▸ **About this exercise**: Where does the string "error" occur in the entries below? Copy every line where it does.
_____
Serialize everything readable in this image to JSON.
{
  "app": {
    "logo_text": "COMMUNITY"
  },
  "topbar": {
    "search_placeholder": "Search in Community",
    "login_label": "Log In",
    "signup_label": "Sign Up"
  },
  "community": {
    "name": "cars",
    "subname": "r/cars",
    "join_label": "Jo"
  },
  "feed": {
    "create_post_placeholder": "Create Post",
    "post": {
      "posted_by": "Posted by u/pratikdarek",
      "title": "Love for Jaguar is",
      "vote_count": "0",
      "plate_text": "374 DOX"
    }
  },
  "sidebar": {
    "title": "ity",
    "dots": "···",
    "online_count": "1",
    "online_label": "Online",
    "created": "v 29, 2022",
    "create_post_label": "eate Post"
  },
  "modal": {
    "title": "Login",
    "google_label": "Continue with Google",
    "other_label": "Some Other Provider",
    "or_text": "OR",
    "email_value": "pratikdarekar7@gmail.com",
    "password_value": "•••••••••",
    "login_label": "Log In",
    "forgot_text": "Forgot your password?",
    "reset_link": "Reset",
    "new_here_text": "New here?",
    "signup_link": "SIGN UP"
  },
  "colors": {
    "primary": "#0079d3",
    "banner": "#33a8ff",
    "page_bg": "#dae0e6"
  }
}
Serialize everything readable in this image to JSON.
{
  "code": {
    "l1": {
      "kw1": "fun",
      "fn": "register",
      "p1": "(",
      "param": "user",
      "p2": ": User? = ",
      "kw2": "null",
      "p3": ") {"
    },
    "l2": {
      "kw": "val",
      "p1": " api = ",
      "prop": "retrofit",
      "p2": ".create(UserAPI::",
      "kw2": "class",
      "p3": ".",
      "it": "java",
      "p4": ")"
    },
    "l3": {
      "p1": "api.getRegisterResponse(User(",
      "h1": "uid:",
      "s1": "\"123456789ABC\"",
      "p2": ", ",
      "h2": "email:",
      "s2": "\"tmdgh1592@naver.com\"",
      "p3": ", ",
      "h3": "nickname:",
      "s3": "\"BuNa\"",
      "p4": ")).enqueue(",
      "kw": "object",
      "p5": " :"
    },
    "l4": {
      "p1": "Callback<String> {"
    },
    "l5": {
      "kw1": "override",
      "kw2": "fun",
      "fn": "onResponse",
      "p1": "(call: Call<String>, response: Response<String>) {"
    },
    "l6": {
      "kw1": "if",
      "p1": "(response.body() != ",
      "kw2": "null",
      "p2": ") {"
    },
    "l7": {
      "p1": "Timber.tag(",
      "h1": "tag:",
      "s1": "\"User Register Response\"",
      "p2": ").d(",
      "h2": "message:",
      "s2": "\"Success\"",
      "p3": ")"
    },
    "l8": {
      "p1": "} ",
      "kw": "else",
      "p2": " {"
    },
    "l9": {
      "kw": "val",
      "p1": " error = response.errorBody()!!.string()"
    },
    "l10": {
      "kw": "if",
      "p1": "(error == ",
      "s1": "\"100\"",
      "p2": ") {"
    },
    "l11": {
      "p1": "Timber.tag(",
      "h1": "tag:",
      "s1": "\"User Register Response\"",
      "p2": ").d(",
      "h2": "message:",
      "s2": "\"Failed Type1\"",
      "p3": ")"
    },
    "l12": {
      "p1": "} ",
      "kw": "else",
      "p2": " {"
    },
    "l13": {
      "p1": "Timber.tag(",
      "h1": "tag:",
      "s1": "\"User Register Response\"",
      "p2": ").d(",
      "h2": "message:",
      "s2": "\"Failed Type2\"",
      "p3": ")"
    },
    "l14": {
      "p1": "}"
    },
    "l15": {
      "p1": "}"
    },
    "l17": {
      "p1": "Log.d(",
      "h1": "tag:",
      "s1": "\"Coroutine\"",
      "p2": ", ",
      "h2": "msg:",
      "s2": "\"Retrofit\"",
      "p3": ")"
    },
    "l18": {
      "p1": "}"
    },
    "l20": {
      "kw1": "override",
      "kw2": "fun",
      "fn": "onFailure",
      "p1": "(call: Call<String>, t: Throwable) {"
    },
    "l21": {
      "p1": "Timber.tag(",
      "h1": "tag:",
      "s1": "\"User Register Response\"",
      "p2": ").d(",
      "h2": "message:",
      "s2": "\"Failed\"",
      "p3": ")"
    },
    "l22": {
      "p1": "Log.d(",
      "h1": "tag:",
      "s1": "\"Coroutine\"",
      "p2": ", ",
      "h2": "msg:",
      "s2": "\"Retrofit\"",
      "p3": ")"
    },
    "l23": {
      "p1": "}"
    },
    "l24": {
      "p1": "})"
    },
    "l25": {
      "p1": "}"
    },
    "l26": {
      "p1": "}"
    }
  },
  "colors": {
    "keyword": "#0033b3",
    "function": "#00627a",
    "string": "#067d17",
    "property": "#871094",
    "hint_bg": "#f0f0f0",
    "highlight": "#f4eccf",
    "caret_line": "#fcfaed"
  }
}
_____
▸ **Solution for this exercise**:
      "p1": " error = response.errorBody()!!.string()"
      "p1": "(error == ",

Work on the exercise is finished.